i24 also has a good summary.
I guess one possibility, given the rapid emptying of southern Italy of its population, would be to quite literally expand Israel into Europe. Just give southern Italy to Israel, at some point around 2050. Such an expansion could solve a whole lot of problems at once — including Israel’s booming birthrate which appears to be totally unsustainable in a tiny desert nation.
Until then, Israel could do a whole lot worse than to radically up their game on the Web, specifically in publishing open access academic ejournals in English. The nation has so much potential there, to influence and to educate the world and to project a ‘soft power’ that is congruent with their deserved status as both a tech and a military power. But what they offer at present is very poor, both in quantity and presentation.
Back in fashion, it seems: electro-therapy. The Boston Globe reports “Devices spark movement to treat disease with electricity”. Sounds cranky, up until one reads that…
“the National Institutes of Health will announce this autumn the first funding from its $248 million Stimulating Peripheral Activity to Relieve Conditions, or SPARC, program, and the Pentagon’s blue-skies research arm, DARPA, will disclose recipients of its $80 million ElectRx initiative. … GlaxoSmithKline, the pharmaceutical company, is investing $50 million in bioelectronic startups and $5 million more for basic research to, among other things, map the body’s neurons and show how they might affect chronic diseases”
Corrupt officials, could the incorruptable blockchain stop them?
“If the current projects prove successful in diverse areas like diamond fraud and land registry ledgers, the question very quickly becomes one of how to create similar solutions in other areas — whether you are a government, an NGO, an industry like finance or an individual company.”
There needs to be a shorthand word for doing that, I’d say. Blockle might do. “We need to blockle these corrupt officials…”
The Virgin Podcast: Sept 2015, 50 minutes with Matt Ridley (The Rational Optimist) on his new book, recorded on a Thames-side terrace of the House of Lords in London. It’s Soundcloud streaming and doesn’t offer an .mp3 download, but 9xBuddy will easily get you an audio file if you need it.
The movie Tomorrowland is officially released tomorrow, 13th October 2015. It’s released as a Blu-ray and as a Disney Movies Anywhere download with extra deleted scenes.
“The production design is glorious … a triumph of digital world-building.” — Time Out.
“This was the best movie of the decade … My conservative allies who panned this film got the whole point entirely backward.” — bestselling SF author and Nebula Award finalist John C. Wright.
“Tomorrowland is a critical and cultural Rorschach test – tell me what you think of it, and your aesthetics are laid bare.” — cultural critic and art historian James Abbott.
“… enormous fun as it hurtles through space, time, and other dimensions” — The Guardian.
“… a critique of our cultural obsession with destruction and despair … an accessibly compelling philosophical discussion about the nature of self-fulfilling prophecies” — The Scotsman.
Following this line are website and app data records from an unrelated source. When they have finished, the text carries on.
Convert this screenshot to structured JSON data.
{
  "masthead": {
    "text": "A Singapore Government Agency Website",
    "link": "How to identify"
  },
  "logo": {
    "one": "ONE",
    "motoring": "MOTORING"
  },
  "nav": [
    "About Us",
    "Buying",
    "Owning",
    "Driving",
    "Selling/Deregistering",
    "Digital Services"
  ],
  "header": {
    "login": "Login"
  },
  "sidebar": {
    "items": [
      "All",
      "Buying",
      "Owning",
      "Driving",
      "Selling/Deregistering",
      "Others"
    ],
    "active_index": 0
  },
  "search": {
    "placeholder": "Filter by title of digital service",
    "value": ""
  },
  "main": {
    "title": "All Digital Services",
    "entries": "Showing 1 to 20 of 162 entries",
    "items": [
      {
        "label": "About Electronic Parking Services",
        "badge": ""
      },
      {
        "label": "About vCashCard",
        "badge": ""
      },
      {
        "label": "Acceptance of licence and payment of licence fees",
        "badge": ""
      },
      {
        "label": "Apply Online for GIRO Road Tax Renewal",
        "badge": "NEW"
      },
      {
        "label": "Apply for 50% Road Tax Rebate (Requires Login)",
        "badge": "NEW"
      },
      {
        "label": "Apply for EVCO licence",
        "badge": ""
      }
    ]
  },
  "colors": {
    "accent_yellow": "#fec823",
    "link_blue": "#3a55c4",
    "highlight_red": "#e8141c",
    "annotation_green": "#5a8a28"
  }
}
“… does something very few big studio summer movies do – it steps out there and says something.” — Sight on Sound.
“… a movie that dares to inspire” — The Verge.
“It’s been so long since I saw a film so lacking in cynicism, to the point that I’d forgotten what it felt like.” — The Register.
“There is no doubt that in years to come, audiences will revisit and claim it to be a cult classic … rarely is cinema this forward-thinking, immersive and immediate.” — HeyUGuys.
Wired UK reports that “NASA unveils ambitious plan for human colony on Mars”…
NASA has detailed its long-term plan for astronauts to research, explore and eventually live on Mars. Called Journey to Mars: Pioneering Next Steps in Space Exploration [PDF link], the report is NASA’s most detailed plan yet and spells out the incremental strategy necessary to develop and test essential technologies, explore human health implications and further understand what happens when we enter deep space for long periods of time.”
Picture: National Geographic Mars colonisation timeline graphic. Art by Stefan Morrell, based on NASA, Mars Society and CalTech content.